Would you write out all of the entries below, exactly as they stand?

START Working data

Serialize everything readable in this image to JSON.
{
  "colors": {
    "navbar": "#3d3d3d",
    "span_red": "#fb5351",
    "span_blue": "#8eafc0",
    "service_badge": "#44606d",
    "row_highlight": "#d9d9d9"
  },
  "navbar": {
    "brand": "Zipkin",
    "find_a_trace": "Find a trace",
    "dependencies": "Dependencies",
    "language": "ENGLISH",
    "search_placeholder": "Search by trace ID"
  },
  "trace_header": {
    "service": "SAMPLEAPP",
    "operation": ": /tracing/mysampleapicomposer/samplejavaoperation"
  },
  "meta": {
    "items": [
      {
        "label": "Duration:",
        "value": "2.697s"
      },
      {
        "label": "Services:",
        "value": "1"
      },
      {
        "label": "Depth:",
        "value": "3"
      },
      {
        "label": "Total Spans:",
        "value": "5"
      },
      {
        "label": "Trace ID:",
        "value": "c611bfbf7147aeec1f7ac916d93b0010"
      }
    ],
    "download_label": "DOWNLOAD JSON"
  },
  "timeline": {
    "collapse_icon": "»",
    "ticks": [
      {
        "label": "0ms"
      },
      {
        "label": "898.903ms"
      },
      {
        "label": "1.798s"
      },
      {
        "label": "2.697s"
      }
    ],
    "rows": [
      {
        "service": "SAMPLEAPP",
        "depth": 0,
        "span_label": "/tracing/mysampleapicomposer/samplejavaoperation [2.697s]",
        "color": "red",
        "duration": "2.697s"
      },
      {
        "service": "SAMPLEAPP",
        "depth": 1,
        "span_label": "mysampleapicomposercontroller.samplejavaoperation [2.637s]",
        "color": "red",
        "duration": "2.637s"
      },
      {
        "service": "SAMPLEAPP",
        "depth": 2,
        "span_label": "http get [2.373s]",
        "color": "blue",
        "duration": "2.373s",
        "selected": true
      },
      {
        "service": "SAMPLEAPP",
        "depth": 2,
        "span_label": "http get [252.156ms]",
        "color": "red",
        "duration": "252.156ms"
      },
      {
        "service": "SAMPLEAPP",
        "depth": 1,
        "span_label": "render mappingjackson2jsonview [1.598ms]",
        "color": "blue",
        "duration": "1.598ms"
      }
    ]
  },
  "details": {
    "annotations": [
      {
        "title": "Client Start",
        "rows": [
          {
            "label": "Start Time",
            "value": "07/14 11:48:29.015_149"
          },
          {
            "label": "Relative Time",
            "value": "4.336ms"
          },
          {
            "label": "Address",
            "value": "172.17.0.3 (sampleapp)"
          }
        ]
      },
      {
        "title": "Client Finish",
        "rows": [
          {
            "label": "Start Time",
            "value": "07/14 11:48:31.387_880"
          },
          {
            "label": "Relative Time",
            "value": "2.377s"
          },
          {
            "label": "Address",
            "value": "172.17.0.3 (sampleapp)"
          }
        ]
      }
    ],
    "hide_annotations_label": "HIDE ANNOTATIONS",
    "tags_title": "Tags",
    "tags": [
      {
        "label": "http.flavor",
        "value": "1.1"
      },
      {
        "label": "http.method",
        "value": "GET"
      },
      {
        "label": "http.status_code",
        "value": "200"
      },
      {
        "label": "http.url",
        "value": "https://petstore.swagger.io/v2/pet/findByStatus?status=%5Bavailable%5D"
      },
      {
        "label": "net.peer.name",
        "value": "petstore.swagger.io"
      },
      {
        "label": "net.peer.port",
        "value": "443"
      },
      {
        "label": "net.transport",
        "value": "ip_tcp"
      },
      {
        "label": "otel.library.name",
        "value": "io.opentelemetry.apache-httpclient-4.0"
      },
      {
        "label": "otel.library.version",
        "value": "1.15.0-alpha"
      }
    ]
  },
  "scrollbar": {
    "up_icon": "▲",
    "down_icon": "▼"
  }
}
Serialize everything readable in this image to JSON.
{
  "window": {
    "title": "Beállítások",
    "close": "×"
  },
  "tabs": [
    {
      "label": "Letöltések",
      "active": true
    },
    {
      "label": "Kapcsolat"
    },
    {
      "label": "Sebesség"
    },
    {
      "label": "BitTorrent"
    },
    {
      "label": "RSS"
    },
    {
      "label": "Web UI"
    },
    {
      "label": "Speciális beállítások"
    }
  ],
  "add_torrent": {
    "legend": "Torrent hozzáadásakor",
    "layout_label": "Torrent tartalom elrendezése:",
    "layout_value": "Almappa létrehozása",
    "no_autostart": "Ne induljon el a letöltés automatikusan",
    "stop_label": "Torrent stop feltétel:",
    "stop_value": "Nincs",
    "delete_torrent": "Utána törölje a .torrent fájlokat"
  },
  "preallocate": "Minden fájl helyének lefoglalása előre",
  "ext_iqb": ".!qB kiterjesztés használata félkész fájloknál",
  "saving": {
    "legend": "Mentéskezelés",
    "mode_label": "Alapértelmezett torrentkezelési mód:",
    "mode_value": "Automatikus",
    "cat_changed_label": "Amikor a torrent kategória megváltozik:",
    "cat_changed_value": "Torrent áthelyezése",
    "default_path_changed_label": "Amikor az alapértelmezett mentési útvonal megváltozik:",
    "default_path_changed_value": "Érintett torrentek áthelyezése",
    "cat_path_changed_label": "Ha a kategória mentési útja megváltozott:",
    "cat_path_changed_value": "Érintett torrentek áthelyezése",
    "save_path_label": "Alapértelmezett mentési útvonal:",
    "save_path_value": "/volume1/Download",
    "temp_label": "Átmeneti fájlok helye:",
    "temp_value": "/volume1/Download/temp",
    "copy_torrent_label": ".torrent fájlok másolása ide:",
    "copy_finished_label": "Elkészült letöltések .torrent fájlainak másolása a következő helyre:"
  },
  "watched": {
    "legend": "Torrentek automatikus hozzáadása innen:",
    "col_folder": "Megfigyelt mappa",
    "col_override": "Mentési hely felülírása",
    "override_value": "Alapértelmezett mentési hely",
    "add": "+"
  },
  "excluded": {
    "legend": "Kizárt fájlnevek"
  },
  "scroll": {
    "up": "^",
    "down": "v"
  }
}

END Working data

▸ Your response
Serialize everything readable in this image to JSON.
{
  "colors": {
    "navbar": "#3d3d3d",
    "span_red": "#fb5351",
    "span_blue": "#8eafc0",
    "service_badge": "#44606d",
    "row_highlight": "#d9d9d9"
  },
  "navbar": {
    "brand": "Zipkin",
    "find_a_trace": "Find a trace",
    "dependencies": "Dependencies",
    "language": "ENGLISH",
    "search_placeholder": "Search by trace ID"
  },
  "trace_header": {
    "service": "SAMPLEAPP",
    "operation": ": /tracing/mysampleapicomposer/samplejavaoperation"
  },
  "meta": {
    "items": [
      {
        "label": "Duration:",
        "value": "2.697s"
      },
      {
        "label": "Services:",
        "value": "1"
      },
      {
        "label": "Depth:",
        "value": "3"
      },
      {
        "label": "Total Spans:",
        "value": "5"
      },
      {
        "label": "Trace ID:",
        "value": "c611bfbf7147aeec1f7ac916d93b0010"
      }
    ],
    "download_label": "DOWNLOAD JSON"
  },
  "timeline": {
    "collapse_icon": "»",
    "ticks": [
      {
        "label": "0ms"
      },
      {
        "label": "898.903ms"
      },
      {
        "label": "1.798s"
      },
      {
        "label": "2.697s"
      }
    ],
    "rows": [
      {
        "service": "SAMPLEAPP",
        "depth": 0,
        "span_label": "/tracing/mysampleapicomposer/samplejavaoperation [2.697s]",
        "color": "red",
        "duration": "2.697s"
      },
      {
        "service": "SAMPLEAPP",
        "depth": 1,
        "span_label": "mysampleapicomposercontroller.samplejavaoperation [2.637s]",
        "color": "red",
        "duration": "2.637s"
      },
      {
        "service": "SAMPLEAPP",
        "depth": 2,
        "span_label": "http get [2.373s]",
        "color": "blue",
        "duration": "2.373s",
        "selected": true
      },
      {
        "service": "SAMPLEAPP",
        "depth": 2,
        "span_label": "http get [252.156ms]",
        "color": "red",
        "duration": "252.156ms"
      },
      {
        "service": "SAMPLEAPP",
        "depth": 1,
        "span_label": "render mappingjackson2jsonview [1.598ms]",
        "color": "blue",
        "duration": "1.598ms"
      }
    ]
  },
  "details": {
    "annotations": [
      {
        "title": "Client Start",
        "rows": [
          {
            "label": "Start Time",
            "value": "07/14 11:48:29.015_149"
          },
          {
            "label": "Relative Time",
            "value": "4.336ms"
          },
          {
            "label": "Address",
            "value": "172.17.0.3 (sampleapp)"
          }
        ]
      },
      {
        "title": "Client Finish",
        "rows": [
          {
            "label": "Start Time",
            "value": "07/14 11:48:31.387_880"
          },
          {
            "label": "Relative Time",
            "value": "2.377s"
          },
          {
            "label": "Address",
            "value": "172.17.0.3 (sampleapp)"
          }
        ]
      }
    ],
    "hide_annotations_label": "HIDE ANNOTATIONS",
    "tags_title": "Tags",
    "tags": [
      {
        "label": "http.flavor",
        "value": "1.1"
      },
      {
        "label": "http.method",
        "value": "GET"
      },
      {
        "label": "http.status_code",
        "value": "200"
      },
      {
        "label": "http.url",
        "value": "https://petstore.swagger.io/v2/pet/findByStatus?status=%5Bavailable%5D"
      },
      {
        "label": "net.peer.name",
        "value": "petstore.swagger.io"
      },
      {
        "label": "net.peer.port",
        "value": "443"
      },
      {
        "label": "net.transport",
        "value": "ip_tcp"
      },
      {
        "label": "otel.library.name",
        "value": "io.opentelemetry.apache-httpclient-4.0"
      },
      {
        "label": "otel.library.version",
        "value": "1.15.0-alpha"
      }
    ]
  },
  "scrollbar": {
    "up_icon": "▲",
    "down_icon": "▼"
  }
}
Serialize everything readable in this image to JSON.
{
  "window": {
    "title": "Beállítások",
    "close": "×"
  },
  "tabs": [
    {
      "label": "Letöltések",
      "active": true
    },
    {
      "label": "Kapcsolat"
    },
    {
      "label": "Sebesség"
    },
    {
      "label": "BitTorrent"
    },
    {
      "label": "RSS"
    },
    {
      "label": "Web UI"
    },
    {
      "label": "Speciális beállítások"
    }
  ],
  "add_torrent": {
    "legend": "Torrent hozzáadásakor",
    "layout_label": "Torrent tartalom elrendezése:",
    "layout_value": "Almappa létrehozása",
    "no_autostart": "Ne induljon el a letöltés automatikusan",
    "stop_label": "Torrent stop feltétel:",
    "stop_value": "Nincs",
    "delete_torrent": "Utána törölje a .torrent fájlokat"
  },
  "preallocate": "Minden fájl helyének lefoglalása előre",
  "ext_iqb": ".!qB kiterjesztés használata félkész fájloknál",
  "saving": {
    "legend": "Mentéskezelés",
    "mode_label": "Alapértelmezett torrentkezelési mód:",
    "mode_value": "Automatikus",
    "cat_changed_label": "Amikor a torrent kategória megváltozik:",
    "cat_changed_value": "Torrent áthelyezése",
    "default_path_changed_label": "Amikor az alapértelmezett mentési útvonal megváltozik:",
    "default_path_changed_value": "Érintett torrentek áthelyezése",
    "cat_path_changed_label": "Ha a kategória mentési útja megváltozott:",
    "cat_path_changed_value": "Érintett torrentek áthelyezése",
    "save_path_label": "Alapértelmezett mentési útvonal:",
    "save_path_value": "/volume1/Download",
    "temp_label": "Átmeneti fájlok helye:",
    "temp_value": "/volume1/Download/temp",
    "copy_torrent_label": ".torrent fájlok másolása ide:",
    "copy_finished_label": "Elkészült letöltések .torrent fájlainak másolása a következő helyre:"
  },
  "watched": {
    "legend": "Torrentek automatikus hozzáadása innen:",
    "col_folder": "Megfigyelt mappa",
    "col_override": "Mentési hely felülírása",
    "override_value": "Alapértelmezett mentési hely",
    "add": "+"
  },
  "excluded": {
    "legend": "Kizárt fájlnevek"
  },
  "scroll": {
    "up": "^",
    "down": "v"
  }
}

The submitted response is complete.